Data about app and page elements:
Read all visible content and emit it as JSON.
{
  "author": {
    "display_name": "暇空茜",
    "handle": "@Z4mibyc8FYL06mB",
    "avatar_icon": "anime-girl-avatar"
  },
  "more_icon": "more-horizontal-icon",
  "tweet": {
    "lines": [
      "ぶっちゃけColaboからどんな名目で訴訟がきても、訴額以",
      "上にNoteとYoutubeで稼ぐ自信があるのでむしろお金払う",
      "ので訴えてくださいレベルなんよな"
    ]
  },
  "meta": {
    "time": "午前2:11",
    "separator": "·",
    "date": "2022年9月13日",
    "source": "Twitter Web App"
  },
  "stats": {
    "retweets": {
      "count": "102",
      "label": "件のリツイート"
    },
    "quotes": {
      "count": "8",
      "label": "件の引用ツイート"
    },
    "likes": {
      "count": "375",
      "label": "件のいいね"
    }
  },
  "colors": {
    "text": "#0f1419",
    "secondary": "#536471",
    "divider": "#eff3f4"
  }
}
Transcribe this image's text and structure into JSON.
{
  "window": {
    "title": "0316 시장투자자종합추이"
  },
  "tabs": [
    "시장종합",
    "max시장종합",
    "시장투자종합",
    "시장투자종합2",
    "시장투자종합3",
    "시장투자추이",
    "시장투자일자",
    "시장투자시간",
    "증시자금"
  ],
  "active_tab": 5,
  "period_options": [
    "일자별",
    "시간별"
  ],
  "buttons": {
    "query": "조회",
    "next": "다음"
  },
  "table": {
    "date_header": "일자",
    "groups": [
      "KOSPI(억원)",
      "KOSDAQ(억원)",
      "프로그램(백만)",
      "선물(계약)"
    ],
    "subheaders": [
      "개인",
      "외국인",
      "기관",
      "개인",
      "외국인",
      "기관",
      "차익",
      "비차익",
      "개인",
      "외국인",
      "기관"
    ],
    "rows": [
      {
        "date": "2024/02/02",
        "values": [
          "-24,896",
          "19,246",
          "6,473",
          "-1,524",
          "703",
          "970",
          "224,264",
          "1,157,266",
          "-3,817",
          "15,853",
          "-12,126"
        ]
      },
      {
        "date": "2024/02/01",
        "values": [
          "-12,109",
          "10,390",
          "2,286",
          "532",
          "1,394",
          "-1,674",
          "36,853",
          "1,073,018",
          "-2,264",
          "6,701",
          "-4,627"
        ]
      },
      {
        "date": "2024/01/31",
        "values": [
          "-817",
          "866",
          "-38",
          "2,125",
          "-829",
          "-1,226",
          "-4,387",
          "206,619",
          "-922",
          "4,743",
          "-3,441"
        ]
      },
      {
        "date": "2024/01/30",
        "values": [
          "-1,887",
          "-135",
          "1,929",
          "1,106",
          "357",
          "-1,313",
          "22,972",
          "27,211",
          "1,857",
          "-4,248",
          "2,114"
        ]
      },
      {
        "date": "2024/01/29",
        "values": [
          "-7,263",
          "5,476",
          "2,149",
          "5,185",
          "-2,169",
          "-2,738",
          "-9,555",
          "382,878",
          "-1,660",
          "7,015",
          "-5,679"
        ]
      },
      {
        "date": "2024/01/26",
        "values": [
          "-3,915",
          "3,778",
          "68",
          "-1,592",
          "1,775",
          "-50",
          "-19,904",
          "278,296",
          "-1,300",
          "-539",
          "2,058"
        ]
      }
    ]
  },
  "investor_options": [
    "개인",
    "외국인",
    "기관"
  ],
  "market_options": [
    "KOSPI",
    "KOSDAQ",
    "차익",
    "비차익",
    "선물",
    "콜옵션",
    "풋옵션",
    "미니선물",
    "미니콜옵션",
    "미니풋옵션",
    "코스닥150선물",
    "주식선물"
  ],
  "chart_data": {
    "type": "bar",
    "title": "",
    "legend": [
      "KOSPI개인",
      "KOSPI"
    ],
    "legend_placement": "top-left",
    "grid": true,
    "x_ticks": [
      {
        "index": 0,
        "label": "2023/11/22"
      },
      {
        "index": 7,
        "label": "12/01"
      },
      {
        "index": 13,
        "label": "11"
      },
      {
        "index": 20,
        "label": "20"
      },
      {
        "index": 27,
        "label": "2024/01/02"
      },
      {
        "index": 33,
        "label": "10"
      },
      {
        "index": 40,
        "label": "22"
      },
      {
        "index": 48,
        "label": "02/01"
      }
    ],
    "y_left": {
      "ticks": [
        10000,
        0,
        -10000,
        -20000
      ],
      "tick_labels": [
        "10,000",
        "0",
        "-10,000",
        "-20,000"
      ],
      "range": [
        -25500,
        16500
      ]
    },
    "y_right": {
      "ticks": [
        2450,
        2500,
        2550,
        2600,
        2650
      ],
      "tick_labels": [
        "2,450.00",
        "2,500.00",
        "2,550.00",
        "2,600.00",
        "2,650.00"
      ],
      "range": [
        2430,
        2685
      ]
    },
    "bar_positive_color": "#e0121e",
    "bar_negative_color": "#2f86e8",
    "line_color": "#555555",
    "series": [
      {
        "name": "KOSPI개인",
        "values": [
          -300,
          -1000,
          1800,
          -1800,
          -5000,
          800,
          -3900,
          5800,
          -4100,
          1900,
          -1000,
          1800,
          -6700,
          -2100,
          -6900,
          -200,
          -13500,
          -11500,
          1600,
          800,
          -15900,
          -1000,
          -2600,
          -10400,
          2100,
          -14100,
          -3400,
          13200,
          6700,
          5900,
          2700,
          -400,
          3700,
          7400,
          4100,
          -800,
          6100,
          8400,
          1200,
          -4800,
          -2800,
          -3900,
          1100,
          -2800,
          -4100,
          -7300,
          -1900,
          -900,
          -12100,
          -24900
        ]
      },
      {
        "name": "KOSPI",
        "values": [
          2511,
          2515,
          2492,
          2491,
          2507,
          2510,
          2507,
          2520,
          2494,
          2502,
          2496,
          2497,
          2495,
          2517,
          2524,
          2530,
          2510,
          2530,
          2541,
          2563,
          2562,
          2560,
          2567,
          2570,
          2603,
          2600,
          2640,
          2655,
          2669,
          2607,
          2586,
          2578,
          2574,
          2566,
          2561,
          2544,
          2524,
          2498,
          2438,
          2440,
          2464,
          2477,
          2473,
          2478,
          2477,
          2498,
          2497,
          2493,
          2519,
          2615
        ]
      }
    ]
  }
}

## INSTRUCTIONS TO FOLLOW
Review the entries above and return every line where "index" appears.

## REPLY
        "index": 0,
        "index": 7,
        "index": 13,
        "index": 20,
        "index": 27,
        "index": 33,
        "index": 40,
        "index": 48,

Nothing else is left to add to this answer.